══ Records for the task
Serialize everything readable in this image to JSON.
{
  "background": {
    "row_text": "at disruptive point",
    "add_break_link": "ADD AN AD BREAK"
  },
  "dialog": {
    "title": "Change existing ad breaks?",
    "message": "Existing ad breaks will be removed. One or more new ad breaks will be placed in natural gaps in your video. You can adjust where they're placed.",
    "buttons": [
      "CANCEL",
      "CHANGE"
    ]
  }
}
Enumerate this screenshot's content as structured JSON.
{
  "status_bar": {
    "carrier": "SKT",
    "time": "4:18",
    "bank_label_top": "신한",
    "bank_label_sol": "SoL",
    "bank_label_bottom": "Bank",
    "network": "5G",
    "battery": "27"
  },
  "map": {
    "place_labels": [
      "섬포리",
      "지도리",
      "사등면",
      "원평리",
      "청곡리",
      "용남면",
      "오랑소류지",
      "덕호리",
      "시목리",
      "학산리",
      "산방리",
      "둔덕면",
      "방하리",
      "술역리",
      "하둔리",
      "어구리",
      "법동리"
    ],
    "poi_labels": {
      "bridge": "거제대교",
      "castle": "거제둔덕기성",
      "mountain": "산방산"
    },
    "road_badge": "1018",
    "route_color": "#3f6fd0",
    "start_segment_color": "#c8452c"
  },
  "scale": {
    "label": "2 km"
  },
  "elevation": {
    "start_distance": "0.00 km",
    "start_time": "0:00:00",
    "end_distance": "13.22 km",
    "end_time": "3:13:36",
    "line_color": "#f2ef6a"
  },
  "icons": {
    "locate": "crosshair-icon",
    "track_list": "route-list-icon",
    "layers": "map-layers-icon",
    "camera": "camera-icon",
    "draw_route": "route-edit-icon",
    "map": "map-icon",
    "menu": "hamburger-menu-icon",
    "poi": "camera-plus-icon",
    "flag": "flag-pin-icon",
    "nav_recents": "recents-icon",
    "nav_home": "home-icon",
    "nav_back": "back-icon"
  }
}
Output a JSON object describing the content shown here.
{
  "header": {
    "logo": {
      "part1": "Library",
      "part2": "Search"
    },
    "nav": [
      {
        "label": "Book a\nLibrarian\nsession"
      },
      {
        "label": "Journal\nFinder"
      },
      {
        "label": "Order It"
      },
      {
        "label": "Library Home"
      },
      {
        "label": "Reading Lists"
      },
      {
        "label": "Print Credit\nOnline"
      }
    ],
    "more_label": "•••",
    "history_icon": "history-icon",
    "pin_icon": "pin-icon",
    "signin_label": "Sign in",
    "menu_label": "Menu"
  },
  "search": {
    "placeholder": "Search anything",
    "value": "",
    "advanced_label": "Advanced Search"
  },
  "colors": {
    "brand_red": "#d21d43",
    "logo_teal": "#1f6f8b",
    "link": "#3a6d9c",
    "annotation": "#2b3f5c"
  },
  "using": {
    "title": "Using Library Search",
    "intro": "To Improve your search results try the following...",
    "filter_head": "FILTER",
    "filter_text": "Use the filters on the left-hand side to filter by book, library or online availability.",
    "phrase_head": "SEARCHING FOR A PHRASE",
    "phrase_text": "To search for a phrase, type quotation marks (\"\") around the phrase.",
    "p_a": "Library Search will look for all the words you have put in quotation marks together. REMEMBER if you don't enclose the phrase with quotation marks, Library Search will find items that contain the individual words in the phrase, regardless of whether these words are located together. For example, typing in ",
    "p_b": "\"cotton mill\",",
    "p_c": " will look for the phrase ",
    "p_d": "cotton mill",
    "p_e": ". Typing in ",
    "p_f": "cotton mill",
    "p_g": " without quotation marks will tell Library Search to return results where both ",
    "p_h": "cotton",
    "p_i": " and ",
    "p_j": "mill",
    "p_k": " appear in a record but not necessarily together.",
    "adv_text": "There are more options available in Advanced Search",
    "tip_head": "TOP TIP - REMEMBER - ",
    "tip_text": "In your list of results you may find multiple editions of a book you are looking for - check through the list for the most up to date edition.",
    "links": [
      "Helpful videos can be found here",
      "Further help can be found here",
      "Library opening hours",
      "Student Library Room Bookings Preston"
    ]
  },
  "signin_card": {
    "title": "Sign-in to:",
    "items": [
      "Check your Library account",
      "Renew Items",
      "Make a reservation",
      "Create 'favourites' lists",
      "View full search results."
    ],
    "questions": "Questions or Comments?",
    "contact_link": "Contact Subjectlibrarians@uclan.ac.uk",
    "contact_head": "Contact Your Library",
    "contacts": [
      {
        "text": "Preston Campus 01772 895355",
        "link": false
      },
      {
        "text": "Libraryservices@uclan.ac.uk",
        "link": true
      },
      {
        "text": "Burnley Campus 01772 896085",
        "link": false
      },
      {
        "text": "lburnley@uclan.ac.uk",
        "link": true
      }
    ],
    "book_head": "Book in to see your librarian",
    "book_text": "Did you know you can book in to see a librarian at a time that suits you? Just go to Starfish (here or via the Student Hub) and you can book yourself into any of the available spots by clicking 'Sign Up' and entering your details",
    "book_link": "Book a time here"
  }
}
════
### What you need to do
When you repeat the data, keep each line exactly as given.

### Written response
Serialize everything readable in this image to JSON.
{
  "background": {
    "row_text": "at disruptive point",
    "add_break_link": "ADD AN AD BREAK"
  },
  "dialog": {
    "title": "Change existing ad breaks?",
    "message": "Existing ad breaks will be removed. One or more new ad breaks will be placed in natural gaps in your video. You can adjust where they're placed.",
    "buttons": [
      "CANCEL",
      "CHANGE"
    ]
  }
}
Enumerate this screenshot's content as structured JSON.
{
  "status_bar": {
    "carrier": "SKT",
    "time": "4:18",
    "bank_label_top": "신한",
    "bank_label_sol": "SoL",
    "bank_label_bottom": "Bank",
    "network": "5G",
    "battery": "27"
  },
  "map": {
    "place_labels": [
      "섬포리",
      "지도리",
      "사등면",
      "원평리",
      "청곡리",
      "용남면",
      "오랑소류지",
      "덕호리",
      "시목리",
      "학산리",
      "산방리",
      "둔덕면",
      "방하리",
      "술역리",
      "하둔리",
      "어구리",
      "법동리"
    ],
    "poi_labels": {
      "bridge": "거제대교",
      "castle": "거제둔덕기성",
      "mountain": "산방산"
    },
    "road_badge": "1018",
    "route_color": "#3f6fd0",
    "start_segment_color": "#c8452c"
  },
  "scale": {
    "label": "2 km"
  },
  "elevation": {
    "start_distance": "0.00 km",
    "start_time": "0:00:00",
    "end_distance": "13.22 km",
    "end_time": "3:13:36",
    "line_color": "#f2ef6a"
  },
  "icons": {
    "locate": "crosshair-icon",
    "track_list": "route-list-icon",
    "layers": "map-layers-icon",
    "camera": "camera-icon",
    "draw_route": "route-edit-icon",
    "map": "map-icon",
    "menu": "hamburger-menu-icon",
    "poi": "camera-plus-icon",
    "flag": "flag-pin-icon",
    "nav_recents": "recents-icon",
    "nav_home": "home-icon",
    "nav_back": "back-icon"
  }
}
Output a JSON object describing the content shown here.
{
  "header": {
    "logo": {
      "part1": "Library",
      "part2": "Search"
    },
    "nav": [
      {
        "label": "Book a\nLibrarian\nsession"
      },
      {
        "label": "Journal\nFinder"
      },
      {
        "label": "Order It"
      },
      {
        "label": "Library Home"
      },
      {
        "label": "Reading Lists"
      },
      {
        "label": "Print Credit\nOnline"
      }
    ],
    "more_label": "•••",
    "history_icon": "history-icon",
    "pin_icon": "pin-icon",
    "signin_label": "Sign in",
    "menu_label": "Menu"
  },
  "search": {
    "placeholder": "Search anything",
    "value": "",
    "advanced_label": "Advanced Search"
  },
  "colors": {
    "brand_red": "#d21d43",
    "logo_teal": "#1f6f8b",
    "link": "#3a6d9c",
    "annotation": "#2b3f5c"
  },
  "using": {
    "title": "Using Library Search",
    "intro": "To Improve your search results try the following...",
    "filter_head": "FILTER",
    "filter_text": "Use the filters on the left-hand side to filter by book, library or online availability.",
    "phrase_head": "SEARCHING FOR A PHRASE",
    "phrase_text": "To search for a phrase, type quotation marks (\"\") around the phrase.",
    "p_a": "Library Search will look for all the words you have put in quotation marks together. REMEMBER if you don't enclose the phrase with quotation marks, Library Search will find items that contain the individual words in the phrase, regardless of whether these words are located together. For example, typing in ",
    "p_b": "\"cotton mill\",",
    "p_c": " will look for the phrase ",
    "p_d": "cotton mill",
    "p_e": ". Typing in ",
    "p_f": "cotton mill",
    "p_g": " without quotation marks will tell Library Search to return results where both ",
    "p_h": "cotton",
    "p_i": " and ",
    "p_j": "mill",
    "p_k": " appear in a record but not necessarily together.",
    "adv_text": "There are more options available in Advanced Search",
    "tip_head": "TOP TIP - REMEMBER - ",
    "tip_text": "In your list of results you may find multiple editions of a book you are looking for - check through the list for the most up to date edition.",
    "links": [
      "Helpful videos can be found here",
      "Further help can be found here",
      "Library opening hours",
      "Student Library Room Bookings Preston"
    ]
  },
  "signin_card": {
    "title": "Sign-in to:",
    "items": [
      "Check your Library account",
      "Renew Items",
      "Make a reservation",
      "Create 'favourites' lists",
      "View full search results."
    ],
    "questions": "Questions or Comments?",
    "contact_link": "Contact Subjectlibrarians@uclan.ac.uk",
    "contact_head": "Contact Your Library",
    "contacts": [
      {
        "text": "Preston Campus 01772 895355",
        "link": false
      },
      {
        "text": "Libraryservices@uclan.ac.uk",
        "link": true
      },
      {
        "text": "Burnley Campus 01772 896085",
        "link": false
      },
      {
        "text": "lburnley@uclan.ac.uk",
        "link": true
      }
    ],
    "book_head": "Book in to see your librarian",
    "book_text": "Did you know you can book in to see a librarian at a time that suits you? Just go to Starfish (here or via the Student Hub) and you can book yourself into any of the available spots by clicking 'Sign Up' and entering your details",
    "book_link": "Book a time here"
  }
}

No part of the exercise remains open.